Are You Having Fun Yet? Pay Attention To Body Signals And Enjoy The Rest Of Your Summer! Since August is both Pain and Psoriasis Awareness month (Fun Month Right?) I wanted to comment on both of these and their associated manifestations, as well as offer some alternative therapeutic options. Pain is universally understood as a signal of disease and often the most common symptom that brings a patient to see their doctor. Pain is an unpleasant sensation localized to a part of the body. It is described with terms like burning, stabbing, twisting, tearing, squeezing, or an emotional reaction like terrifying, nauseating or sickening. Any pain of moderate to high intensity is accompanied by anxiety. It is the task of medicine to preserve and restore health and to relieve suffering, i.e. pain.
Pain can be emotional, physical, psychological or spiritual.
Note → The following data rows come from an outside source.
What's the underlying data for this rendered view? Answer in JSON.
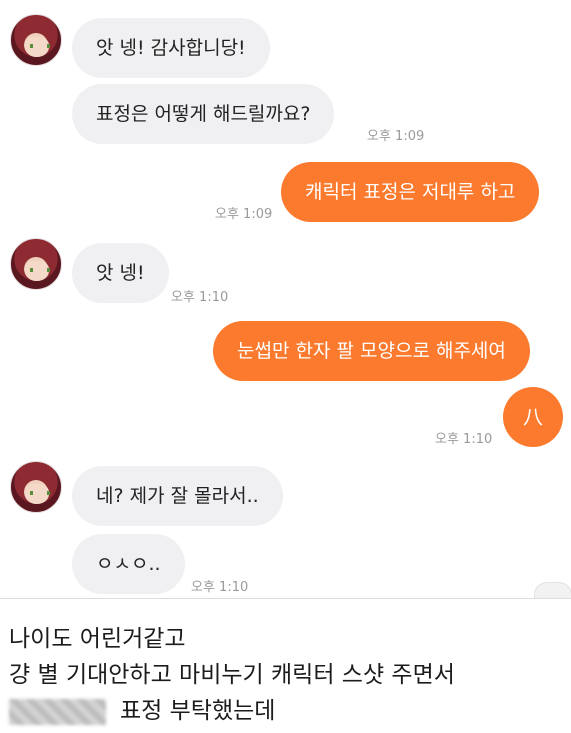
{
  "chat": {
    "messages": [
      {
        "text": "앗 넹! 감사합니당!"
      },
      {
        "text": "표정은 어떻게 해드릴까요?",
        "time": "오후 1:09"
      },
      {
        "text": "캐릭터 표정은 저대루 하고",
        "time": "오후 1:09"
      },
      {
        "text": "앗 넹!",
        "time": "오후 1:10"
      },
      {
        "text": "눈썹만 한자 팔 모양으로 해주세여"
      },
      {
        "text": "八",
        "time": "오후 1:10"
      },
      {
        "text": "네? 제가 잘 몰라서.."
      },
      {
        "text": "ㅇㅅㅇ..",
        "time": "오후 1:10"
      }
    ]
  },
  "caption": {
    "line1": "나이도 어린거같고",
    "line2": "걍 별 기대안하고 마비누기 캐릭터 스샷 주면서",
    "line3": "표정 부탁했는데"
  },
  "colors": {
    "outgoing_bubble": "#fb7a2e",
    "incoming_bubble": "#f0f0f3",
    "timestamp": "#9a9a9a"
  }
}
When pain is acute it is accompanied by a stress response, which produces increased blood pressure, heart rate, pupil diameter and plasma Cortisol levels. Psoriasis itself is an emotional and painful disease (in more ways than one), let alone factor in its relationship to psoriatic arthritis in susceptible individuals. The good news is by making lifestyle changes today, many of the symptoms can be reduced or in some cases alleviated all together.
Psoriatic Arthritis And Treatment Options
Psoriatic arthritis occurs in 10-30% of people living with psoriasis. It is a chronic inflammatory disease of the joints and connective tissue that can be very painful and even disabling depending on the severity of it and how early the diagnosis is made. The cause of psoriatic arthritis is not known, however, the immune system, genetics and environmental factors (emotional stress, toxins, etc.) are thought to be contributors. The onset of psoriatic arthritis typically appears between the ages of 30-50; earlier onset may result in a more severe form of the disease.
A person can have psoriasis for up to 20 years before ever developing symptoms of psoriatic arthritis; however, on average the symptoms begin to show 10 years after the first signs of psoriasis. Although 85% of patients have psoriasis prior to psoriatic arthritis, there are a small number of cases when symptoms of psoriatic arthritis appear first. Early diagnosis will allow for the best possible prognosis. The symptoms of psoriatic arthritis are generalized fatigue, nail changes such as pitted nail beds, redness and pain of the eye, swollen fingers or toes; along with joint stiffness, pain and tenderness, as well as sensitivity around the surrounding tissue of the joints. If you have psoriasis and are experiencing any of these symptoms, please inform your dermatologist or general practitioner. He or she will refer you to a physician who specializes in arthritis, often a rheumatologist.
There is no single test that can diagnose a person with psoriatic arthritis. Often it is diagnosed through a process of elimination and observation of symptoms. Many of the traditional tests to diagnose various forms of arthritis do not show conclusively that someone is suffering from psoriatic a rthritis; they do, however, conclude that the patient is not suffering from some other form of arthritis.
Traditional treatment of the condition includes: anti-inflammatory medications and disease-modifying medicines such as methotrexate. Other treatments include: diet, exercise, climate change, surgery, physical therapy, splints and nutritional supplementation.
Another important note is that since part of the cause is due to environmental factors such as a build up of toxins (from smoking, alcohol consumption, pollutants and pharmaceutical medications) many of those who suffer from psoriasis and psoriatic arthritis improve with cleansing and detoxifying the liver.
Lastly, the control of psoriasis symptoms may also help to control symptoms of psoriatic arthritis and early diagnosis is your best defense. Don’t ignore symptoms of any kind and actively seek treatment for both.